Work to be completed: Tally every line in the listing that holds the string "date", then state the total and nothing more.
********************
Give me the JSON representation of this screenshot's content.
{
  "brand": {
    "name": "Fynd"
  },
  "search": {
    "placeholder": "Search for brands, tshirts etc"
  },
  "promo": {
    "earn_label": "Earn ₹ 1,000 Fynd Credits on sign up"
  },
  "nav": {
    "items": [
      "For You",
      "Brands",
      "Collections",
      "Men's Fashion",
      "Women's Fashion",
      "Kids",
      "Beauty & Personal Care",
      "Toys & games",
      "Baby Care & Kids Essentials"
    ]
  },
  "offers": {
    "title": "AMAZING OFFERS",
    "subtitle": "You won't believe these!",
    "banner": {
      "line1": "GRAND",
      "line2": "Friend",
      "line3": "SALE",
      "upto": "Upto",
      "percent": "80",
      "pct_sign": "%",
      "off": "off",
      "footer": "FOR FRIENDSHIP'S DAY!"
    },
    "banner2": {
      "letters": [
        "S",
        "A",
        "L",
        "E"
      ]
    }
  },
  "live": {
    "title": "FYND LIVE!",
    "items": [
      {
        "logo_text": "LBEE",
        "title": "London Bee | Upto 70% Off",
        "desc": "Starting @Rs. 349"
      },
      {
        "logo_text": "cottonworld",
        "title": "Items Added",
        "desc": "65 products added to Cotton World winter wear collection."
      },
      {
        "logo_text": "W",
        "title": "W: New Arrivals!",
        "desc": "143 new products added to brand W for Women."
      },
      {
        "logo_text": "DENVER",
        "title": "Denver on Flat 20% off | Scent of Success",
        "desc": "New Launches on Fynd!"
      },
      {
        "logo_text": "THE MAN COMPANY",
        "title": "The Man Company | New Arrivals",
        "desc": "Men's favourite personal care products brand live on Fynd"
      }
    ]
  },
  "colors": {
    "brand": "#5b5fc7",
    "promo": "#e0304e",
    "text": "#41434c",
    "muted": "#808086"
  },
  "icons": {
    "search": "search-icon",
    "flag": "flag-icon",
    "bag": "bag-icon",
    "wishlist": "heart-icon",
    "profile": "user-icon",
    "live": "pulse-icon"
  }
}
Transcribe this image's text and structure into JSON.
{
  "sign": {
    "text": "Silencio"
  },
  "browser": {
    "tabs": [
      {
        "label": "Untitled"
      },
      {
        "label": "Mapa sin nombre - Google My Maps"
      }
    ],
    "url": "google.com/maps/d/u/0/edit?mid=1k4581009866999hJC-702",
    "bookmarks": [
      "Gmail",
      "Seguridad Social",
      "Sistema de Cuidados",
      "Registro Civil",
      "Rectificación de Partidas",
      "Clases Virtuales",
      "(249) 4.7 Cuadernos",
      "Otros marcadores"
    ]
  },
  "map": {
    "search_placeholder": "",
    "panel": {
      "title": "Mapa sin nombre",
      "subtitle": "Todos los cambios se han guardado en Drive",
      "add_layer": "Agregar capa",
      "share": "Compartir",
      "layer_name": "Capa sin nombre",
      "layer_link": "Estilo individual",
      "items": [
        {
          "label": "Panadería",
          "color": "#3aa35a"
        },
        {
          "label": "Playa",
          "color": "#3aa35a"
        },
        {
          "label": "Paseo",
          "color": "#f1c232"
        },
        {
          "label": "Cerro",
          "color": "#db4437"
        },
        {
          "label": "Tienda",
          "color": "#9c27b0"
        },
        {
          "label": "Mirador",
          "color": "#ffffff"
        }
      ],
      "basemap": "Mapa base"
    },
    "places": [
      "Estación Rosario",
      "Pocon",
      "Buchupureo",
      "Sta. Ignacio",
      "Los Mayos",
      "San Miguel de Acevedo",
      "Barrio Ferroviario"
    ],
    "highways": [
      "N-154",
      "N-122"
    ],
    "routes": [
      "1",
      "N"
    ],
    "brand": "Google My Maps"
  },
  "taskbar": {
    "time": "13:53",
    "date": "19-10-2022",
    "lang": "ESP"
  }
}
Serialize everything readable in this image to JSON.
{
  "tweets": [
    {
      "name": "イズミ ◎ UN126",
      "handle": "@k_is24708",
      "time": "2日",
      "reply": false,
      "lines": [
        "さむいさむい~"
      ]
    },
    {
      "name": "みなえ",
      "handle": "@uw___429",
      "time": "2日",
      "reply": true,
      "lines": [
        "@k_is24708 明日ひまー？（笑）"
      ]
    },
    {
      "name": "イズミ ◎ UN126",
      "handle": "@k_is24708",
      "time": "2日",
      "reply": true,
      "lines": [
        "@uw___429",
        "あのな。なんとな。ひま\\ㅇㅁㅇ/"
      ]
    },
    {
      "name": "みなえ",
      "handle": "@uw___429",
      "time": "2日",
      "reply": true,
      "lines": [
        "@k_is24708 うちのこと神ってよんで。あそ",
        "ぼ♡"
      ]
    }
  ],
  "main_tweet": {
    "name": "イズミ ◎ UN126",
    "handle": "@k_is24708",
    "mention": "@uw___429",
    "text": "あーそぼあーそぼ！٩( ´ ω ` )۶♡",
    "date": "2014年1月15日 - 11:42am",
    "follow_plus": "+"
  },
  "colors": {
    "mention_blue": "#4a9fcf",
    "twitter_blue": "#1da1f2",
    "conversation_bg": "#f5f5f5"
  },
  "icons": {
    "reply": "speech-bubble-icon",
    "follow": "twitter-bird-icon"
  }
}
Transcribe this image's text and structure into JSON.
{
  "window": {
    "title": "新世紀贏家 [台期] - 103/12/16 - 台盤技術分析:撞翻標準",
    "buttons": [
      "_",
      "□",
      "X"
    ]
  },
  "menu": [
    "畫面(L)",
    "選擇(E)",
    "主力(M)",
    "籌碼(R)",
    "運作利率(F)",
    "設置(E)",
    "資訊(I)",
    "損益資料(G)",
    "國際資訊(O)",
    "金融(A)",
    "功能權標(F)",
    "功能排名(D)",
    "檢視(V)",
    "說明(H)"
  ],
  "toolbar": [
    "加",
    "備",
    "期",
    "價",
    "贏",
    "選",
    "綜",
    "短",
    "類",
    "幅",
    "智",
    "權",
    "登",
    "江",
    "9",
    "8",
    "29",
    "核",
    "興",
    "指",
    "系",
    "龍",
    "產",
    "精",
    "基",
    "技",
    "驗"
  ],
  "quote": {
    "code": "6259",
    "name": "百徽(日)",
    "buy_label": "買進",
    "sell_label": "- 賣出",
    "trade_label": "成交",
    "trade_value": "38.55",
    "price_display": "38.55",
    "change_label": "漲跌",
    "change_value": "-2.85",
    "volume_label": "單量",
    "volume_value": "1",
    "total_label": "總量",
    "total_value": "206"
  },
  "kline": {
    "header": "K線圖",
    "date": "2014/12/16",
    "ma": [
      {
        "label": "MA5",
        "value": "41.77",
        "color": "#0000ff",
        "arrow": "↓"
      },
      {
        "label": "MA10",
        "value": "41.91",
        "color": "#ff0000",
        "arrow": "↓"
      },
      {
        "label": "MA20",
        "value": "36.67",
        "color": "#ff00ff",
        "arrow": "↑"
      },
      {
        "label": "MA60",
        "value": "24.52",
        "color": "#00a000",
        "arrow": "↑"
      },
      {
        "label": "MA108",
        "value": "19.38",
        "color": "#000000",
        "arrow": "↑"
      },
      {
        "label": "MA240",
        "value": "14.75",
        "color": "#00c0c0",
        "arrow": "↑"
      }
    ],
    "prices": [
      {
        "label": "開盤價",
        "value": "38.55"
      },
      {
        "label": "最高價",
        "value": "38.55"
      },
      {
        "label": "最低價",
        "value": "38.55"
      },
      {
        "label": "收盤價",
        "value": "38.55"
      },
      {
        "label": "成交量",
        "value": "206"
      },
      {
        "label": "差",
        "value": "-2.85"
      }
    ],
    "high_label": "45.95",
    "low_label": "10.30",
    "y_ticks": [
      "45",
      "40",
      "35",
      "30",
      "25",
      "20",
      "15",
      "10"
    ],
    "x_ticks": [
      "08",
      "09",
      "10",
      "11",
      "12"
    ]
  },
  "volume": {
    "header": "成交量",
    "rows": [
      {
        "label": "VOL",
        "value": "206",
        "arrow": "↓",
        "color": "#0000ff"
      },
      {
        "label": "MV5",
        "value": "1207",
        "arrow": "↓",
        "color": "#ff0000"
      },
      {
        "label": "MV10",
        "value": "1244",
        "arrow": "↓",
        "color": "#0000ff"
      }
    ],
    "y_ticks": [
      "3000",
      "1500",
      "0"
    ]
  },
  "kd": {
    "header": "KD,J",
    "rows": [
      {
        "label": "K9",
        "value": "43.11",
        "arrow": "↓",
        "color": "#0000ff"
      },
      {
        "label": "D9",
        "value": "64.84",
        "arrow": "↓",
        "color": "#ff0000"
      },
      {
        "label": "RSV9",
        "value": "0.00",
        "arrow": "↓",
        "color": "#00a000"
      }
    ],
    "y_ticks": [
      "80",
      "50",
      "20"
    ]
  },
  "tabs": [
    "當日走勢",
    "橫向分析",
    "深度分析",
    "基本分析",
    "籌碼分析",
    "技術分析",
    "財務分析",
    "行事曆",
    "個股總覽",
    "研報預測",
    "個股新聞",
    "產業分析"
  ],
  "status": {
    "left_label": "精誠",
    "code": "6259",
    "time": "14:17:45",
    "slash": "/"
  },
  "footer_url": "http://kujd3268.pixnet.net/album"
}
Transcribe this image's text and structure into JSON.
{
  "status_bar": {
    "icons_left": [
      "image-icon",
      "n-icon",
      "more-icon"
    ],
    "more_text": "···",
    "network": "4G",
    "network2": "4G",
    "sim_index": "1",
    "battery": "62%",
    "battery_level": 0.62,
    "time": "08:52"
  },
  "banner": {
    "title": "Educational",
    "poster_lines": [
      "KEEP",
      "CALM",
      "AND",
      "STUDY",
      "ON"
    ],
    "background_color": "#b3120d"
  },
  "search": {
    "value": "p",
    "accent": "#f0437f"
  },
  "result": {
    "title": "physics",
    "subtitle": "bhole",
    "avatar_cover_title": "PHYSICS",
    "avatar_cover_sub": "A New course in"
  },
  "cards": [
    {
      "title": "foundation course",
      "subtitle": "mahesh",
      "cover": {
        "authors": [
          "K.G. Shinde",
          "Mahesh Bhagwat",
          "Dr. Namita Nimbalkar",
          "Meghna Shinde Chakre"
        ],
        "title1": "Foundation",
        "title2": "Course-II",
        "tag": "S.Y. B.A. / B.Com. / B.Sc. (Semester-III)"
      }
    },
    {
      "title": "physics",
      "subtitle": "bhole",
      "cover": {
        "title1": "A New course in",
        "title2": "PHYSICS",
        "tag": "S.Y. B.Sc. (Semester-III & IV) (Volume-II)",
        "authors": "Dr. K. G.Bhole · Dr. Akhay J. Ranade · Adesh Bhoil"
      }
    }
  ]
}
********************
Solved problem: 3